Examining how women can heal from domestic violence and preview of our upcoming conference in Long Beach, Calif.
e’ve gotten a lot of positive feedback on the article in our last issue that focuses on how men who are abusive can transform themselves. If you missed it, check out the Fall 2006 newsletter on our web site www.idvaac.org. It’s the front-page article.
This edition features an equally important article on women and the process of healing from domestic violence from a victim’s standpoint. Research indicates that four crucial components are key for women’s healing: the support of community, including family and friends, but ideally a larger circle; connecting with other survivors and sharing stories; access to counseling, via battered women’s shelter counselors and therapists; and a cultural and/or spiritual grounding, or belonging to something larger than oneself. And as this and other articles in this issue point out, advocating for changes that help others has healing effects.
The cover article of this issue also addresses women’s safety, which must remain paramount during the healing process.
DV interferes with community’s capacity to care for itself
This issue also is dedicated to the notion that we must develop a common agenda with our community partners to end domestic violence in the African-American community.

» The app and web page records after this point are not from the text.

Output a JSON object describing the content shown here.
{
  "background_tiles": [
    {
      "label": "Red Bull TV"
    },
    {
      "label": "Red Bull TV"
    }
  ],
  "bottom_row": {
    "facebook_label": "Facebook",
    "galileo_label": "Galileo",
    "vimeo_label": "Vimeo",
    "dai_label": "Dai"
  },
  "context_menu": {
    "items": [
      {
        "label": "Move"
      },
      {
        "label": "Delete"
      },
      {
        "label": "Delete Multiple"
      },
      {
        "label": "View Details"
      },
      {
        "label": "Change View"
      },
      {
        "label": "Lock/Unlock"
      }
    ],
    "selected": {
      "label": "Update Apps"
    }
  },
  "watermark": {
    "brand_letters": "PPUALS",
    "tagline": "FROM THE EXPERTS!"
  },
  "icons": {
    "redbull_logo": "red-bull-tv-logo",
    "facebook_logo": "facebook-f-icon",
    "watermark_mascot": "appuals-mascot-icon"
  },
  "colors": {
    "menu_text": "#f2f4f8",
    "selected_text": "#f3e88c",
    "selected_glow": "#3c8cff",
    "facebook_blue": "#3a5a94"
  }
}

To do this, our partners need to be educated about the role domestic violence plays in other issues undermining our community: HIV and AIDS, gangs, teen dating violence, the absence fathers from families, prison re-entry, and poverty.
Creating a common agenda for change is the focus of our March 19-20 conference in Long Beach, Calif. (See the page 7 of this newsletter for more details.) Our overall objective is to strengthen families and communities. We want to look at the Civil Rights movement, which was strongest during the 1950s-70s and the Domestic Violence movement, which for the most part has been in progress since the early ’80s.
Both of these movements involve human rights issues that intersect with race, class and gender. However, the movements themselves have not intersected. We want to take this opportunity to look at what can be learned from the Civil Rights movement and reflect on how social justice is defined. Ultimately, we hope to make a pledge that participants can take back to their communities. We hope that pledge will be a commitment to change.
March 19-20 conference in Long Beach features national experts
The keynote address at this year’s conference will feature Dr. Gail Wyatt, professor of psychiatry and associate director of the UCLA AIDS Institute, on grassroots initiatives across the nation that are igniting change in African-American communities.
Our conference will feature panels on Grass Roots Organizing and the Civil Rights Movement, Re- Examining Efforts to Address Domestic Violence (to learn from past successes and mistakes) and a look at other Community Mobilization Models that have been successful in stimulating change.
We’re inviting experts with a variety of backgrounds to help us consider what we can learn from the last 30 years. Activist and former boxer Rubin “Hurricane” Carter and Dr. Beth Richie, professor of criminal justice and women’s studies at the University of Illinois – Chicago, will oversee our closing ceremonies.
Your presence at this conference will help us create a commitment to the kind of collaboration that will be required in the Domestic Violence movement to get the impressive results our Civil Rights leaders achieved.